WHAT IS BEING ASKED – Scan the listing below for the word "title", then copy each line that has it.

═══ INPUT DATA

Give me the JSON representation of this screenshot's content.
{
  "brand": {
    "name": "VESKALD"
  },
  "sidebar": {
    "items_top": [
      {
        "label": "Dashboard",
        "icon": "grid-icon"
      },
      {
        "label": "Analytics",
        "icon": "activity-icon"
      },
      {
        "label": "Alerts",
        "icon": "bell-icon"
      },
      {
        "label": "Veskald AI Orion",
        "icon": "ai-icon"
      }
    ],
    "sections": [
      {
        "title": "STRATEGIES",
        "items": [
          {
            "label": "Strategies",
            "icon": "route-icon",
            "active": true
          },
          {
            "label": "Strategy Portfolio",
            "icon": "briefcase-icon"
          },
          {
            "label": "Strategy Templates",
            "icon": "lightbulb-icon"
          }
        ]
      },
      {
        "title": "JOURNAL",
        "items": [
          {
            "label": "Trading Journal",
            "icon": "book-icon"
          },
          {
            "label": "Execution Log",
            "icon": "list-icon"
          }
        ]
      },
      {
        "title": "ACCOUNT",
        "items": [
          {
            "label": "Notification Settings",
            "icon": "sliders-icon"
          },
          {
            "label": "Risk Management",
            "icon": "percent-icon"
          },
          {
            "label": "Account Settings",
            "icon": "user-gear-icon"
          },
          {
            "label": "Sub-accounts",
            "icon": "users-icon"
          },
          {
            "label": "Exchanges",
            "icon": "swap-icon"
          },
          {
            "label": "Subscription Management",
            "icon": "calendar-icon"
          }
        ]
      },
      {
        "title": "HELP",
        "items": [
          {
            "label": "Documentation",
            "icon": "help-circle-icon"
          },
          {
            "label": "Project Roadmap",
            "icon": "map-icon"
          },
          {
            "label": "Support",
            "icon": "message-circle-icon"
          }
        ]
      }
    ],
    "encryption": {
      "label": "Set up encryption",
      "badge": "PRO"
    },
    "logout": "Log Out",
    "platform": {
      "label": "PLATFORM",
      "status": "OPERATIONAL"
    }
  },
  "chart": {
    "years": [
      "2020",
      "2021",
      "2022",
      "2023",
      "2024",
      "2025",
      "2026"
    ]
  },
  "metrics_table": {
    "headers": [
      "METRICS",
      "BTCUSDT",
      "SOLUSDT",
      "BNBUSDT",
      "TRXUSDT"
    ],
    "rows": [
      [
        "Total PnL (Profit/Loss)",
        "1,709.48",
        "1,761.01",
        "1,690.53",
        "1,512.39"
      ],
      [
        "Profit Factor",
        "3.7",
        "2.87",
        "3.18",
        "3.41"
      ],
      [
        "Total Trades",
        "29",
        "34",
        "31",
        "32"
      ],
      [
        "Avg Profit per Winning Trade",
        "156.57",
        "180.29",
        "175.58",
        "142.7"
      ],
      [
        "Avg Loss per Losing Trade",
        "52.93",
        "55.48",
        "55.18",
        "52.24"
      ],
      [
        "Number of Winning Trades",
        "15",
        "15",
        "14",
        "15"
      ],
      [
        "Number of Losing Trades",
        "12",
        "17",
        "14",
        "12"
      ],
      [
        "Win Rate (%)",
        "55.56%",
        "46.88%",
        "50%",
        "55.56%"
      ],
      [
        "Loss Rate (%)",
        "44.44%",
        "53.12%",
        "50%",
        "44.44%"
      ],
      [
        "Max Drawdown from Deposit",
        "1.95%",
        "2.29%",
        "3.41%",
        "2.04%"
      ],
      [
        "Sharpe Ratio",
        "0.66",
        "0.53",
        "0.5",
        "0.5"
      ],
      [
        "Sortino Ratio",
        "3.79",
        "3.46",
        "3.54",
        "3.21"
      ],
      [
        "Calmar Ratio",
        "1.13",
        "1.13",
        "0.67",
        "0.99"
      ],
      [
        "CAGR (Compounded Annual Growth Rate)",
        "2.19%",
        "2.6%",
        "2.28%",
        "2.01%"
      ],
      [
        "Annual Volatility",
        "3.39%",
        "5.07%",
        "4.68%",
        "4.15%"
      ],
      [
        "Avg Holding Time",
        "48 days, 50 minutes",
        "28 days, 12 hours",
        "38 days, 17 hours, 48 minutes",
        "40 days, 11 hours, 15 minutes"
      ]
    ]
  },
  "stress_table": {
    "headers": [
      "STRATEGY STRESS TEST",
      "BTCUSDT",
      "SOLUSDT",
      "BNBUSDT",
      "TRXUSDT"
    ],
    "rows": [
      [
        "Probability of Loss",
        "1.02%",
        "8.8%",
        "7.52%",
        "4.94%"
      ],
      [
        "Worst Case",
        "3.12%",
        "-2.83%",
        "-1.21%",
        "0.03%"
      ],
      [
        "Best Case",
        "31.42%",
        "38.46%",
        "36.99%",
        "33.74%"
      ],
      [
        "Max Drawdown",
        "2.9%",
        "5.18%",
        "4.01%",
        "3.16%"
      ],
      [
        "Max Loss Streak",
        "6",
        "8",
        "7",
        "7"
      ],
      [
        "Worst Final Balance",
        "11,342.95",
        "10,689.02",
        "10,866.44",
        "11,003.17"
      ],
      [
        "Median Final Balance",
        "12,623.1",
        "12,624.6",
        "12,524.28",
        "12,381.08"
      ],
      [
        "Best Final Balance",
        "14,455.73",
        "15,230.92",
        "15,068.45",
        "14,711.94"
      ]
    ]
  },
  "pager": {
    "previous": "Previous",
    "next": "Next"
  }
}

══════

WRITTEN RESPONSE –
        "title": "STRATEGIES",
        "title": "JOURNAL",
        "title": "ACCOUNT",
        "title": "HELP",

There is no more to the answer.